Basil Kincaid, Melanin Activation: Sun Harvest, 2020-2022. Photography courtesy the artist and Venus Over Manhattan, New York.
By Osman Can Yerebakan
Artist and quilter Basil Kincaid has been aiming high—not only with his recent habit of jumping as a form of bodily training, but also with the ambition of his mixed-media quilted works currently making their New York debut at the artist’s solo exhibition “River, Frog and Crescent Moon” at Venus Over Manhattan. All seven large-scale quilts at the Upper East Side gallery feature densely woven surfaces, rich with narratives that combine the subliminal with the everyday. Contorted bodies with large phalluses stretch over fluid dreamscapes; geometric patterns provide hallucinatory backdrops. Overall, bright hues—mainly from textiles that Kincaid collects from his loved ones—remain persistent.
“Part of the mythology in the work takes daily elements in life and attribute further meaning,” he says. “It could be seen simply as jumping or a metaphor for taking a leap of faith or reaching a new height.” The leaping figure in the show’s only vertical quilt, The Frog (2022), is autobiographical, capturing both his recent hobby and the bounds his studio practice has made. This year alone, the 36-year-old has been featured in group shows at Kunsthalle Krems in Austria, Smithsonian American Art Museum in D.C., Laumeier Sculpture Park in St. Louis, and curator Legacy Russell’s traveling Hauser & Wirth exhibition, “The New Bend,” and another solo exhibition in Miami with Mindy Solomon Gallery.
Moving to Accra in 2014 on an Arts Connect International residency as a painter was a turning point for Kincaid’s life and career.
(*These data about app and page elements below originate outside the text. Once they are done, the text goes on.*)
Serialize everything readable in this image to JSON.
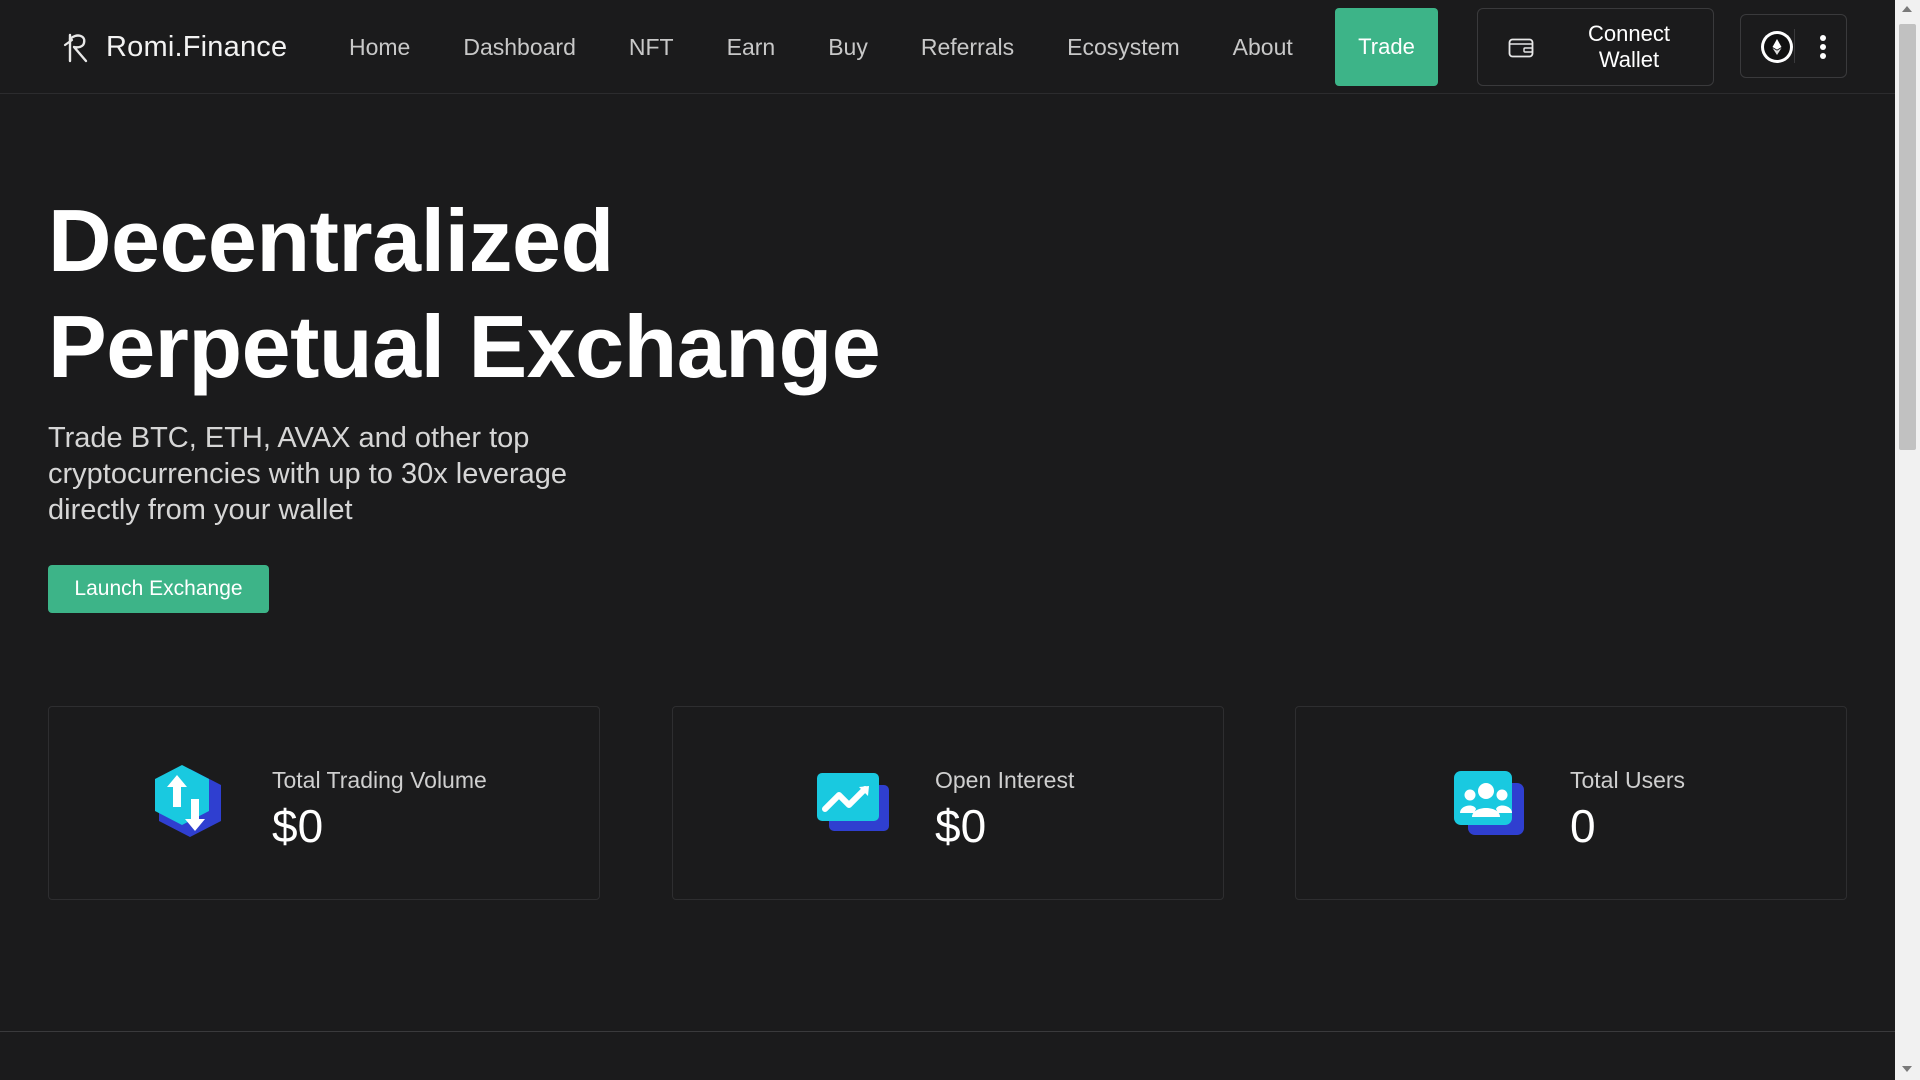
{
  "brand": {
    "name": "Romi.Finance"
  },
  "nav": {
    "items": [
      {
        "label": "Home"
      },
      {
        "label": "Dashboard"
      },
      {
        "label": "NFT"
      },
      {
        "label": "Earn"
      },
      {
        "label": "Buy"
      },
      {
        "label": "Referrals"
      },
      {
        "label": "Ecosystem"
      },
      {
        "label": "About"
      }
    ],
    "trade_label": "Trade"
  },
  "wallet": {
    "connect_label": "Connect\nWallet"
  },
  "hero": {
    "title_line1": "Decentralized",
    "title_line2": "Perpetual Exchange",
    "subtitle": "Trade BTC, ETH, AVAX and other top cryptocurrencies with up to 30x leverage directly from your wallet",
    "cta_label": "Launch Exchange"
  },
  "stats": [
    {
      "label": "Total Trading Volume",
      "value": "$0",
      "icon": "trading-volume-icon"
    },
    {
      "label": "Open Interest",
      "value": "$0",
      "icon": "open-interest-icon"
    },
    {
      "label": "Total Users",
      "value": "0",
      "icon": "users-icon"
    }
  ],
  "colors": {
    "background": "#1b1b1c",
    "accent": "#3db488",
    "icon_cyan": "#19c9e0",
    "icon_blue": "#2f3fd0"
  }
}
After years of working as a middle school art teacher, he had felt the urge for a new chapter in his own practice—and the residency allowed him to pick an international destination for a nine-month sojourn. Kincaid chose Ghana to see the dungeons built for enslaved people on the coast during slave trade. There, he started quilting for the first time, “because I felt close to my family history,” he says.
“After a Western canon-focused education at school, I wanted to know what my lineage was producing.” Using his “muscle memory” of bending over the paper to draw as a 10-year-old kid came in handy to scout and weave horizontally on the floor. Now, the artist’s work marries Ghana’s local fiber traditions, such as kente cloth, with traditional Black American techniques, “to look at their relationships through the materials and the act of weaving,” he explains.
Hailing from a family with a long history in quilting, Kincaid remembers watching his grandmother and her friends do the needlework at his grandparents’ farm in Arkansas with “a distanced curiosity.” Today, the spiritual element of his practice comes in heavy “because I can feel her energy with me.” Revisiting familial lineage has also granted Kincaid fresh eyes to look at art history. His grandmother’s intuitive quilts, similar to the southern tradition of Gee’s Bend, serve as inspiration. “Those patterns she created are the height of abstraction, but no one regarded them that way,” Kincaid says. His own work vows to give quilting the art lineage it deserves.
While quilting at his Accra studio where all the works in his new show come from, the act is bigger than him, a meditation that weaves the efforts of generations of celebrated or forgotten Black quilters. Sewing together emotionally-charged fabrics with intuition is critical for letting his subconsciousness lead the way. “If I had to filter my ideas through my cognitive mind, who knows if I would have started quilting,” Kincaid admits.